→ **Problem**:
Working line by line, output the entries below exactly as they appear.

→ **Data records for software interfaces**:
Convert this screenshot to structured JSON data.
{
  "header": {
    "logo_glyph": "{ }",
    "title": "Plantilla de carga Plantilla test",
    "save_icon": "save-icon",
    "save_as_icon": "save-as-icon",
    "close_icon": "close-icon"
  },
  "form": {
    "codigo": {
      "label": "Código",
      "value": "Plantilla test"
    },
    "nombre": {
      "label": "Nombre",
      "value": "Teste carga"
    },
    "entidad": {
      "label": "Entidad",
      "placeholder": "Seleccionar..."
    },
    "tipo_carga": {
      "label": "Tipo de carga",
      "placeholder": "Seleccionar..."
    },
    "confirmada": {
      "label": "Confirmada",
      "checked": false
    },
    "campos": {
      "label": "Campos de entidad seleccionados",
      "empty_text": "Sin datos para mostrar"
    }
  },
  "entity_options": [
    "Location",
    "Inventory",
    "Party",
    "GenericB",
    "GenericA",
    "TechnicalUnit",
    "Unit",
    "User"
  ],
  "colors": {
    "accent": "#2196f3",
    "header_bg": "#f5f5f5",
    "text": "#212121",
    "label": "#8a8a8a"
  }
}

→ **Output for this task**:
Convert this screenshot to structured JSON data.
{
  "header": {
    "logo_glyph": "{ }",
    "title": "Plantilla de carga Plantilla test",
    "save_icon": "save-icon",
    "save_as_icon": "save-as-icon",
    "close_icon": "close-icon"
  },
  "form": {
    "codigo": {
      "label": "Código",
      "value": "Plantilla test"
    },
    "nombre": {
      "label": "Nombre",
      "value": "Teste carga"
    },
    "entidad": {
      "label": "Entidad",
      "placeholder": "Seleccionar..."
    },
    "tipo_carga": {
      "label": "Tipo de carga",
      "placeholder": "Seleccionar..."
    },
    "confirmada": {
      "label": "Confirmada",
      "checked": false
    },
    "campos": {
      "label": "Campos de entidad seleccionados",
      "empty_text": "Sin datos para mostrar"
    }
  },
  "entity_options": [
    "Location",
    "Inventory",
    "Party",
    "GenericB",
    "GenericA",
    "TechnicalUnit",
    "Unit",
    "User"
  ],
  "colors": {
    "accent": "#2196f3",
    "header_bg": "#f5f5f5",
    "text": "#212121",
    "label": "#8a8a8a"
  }
}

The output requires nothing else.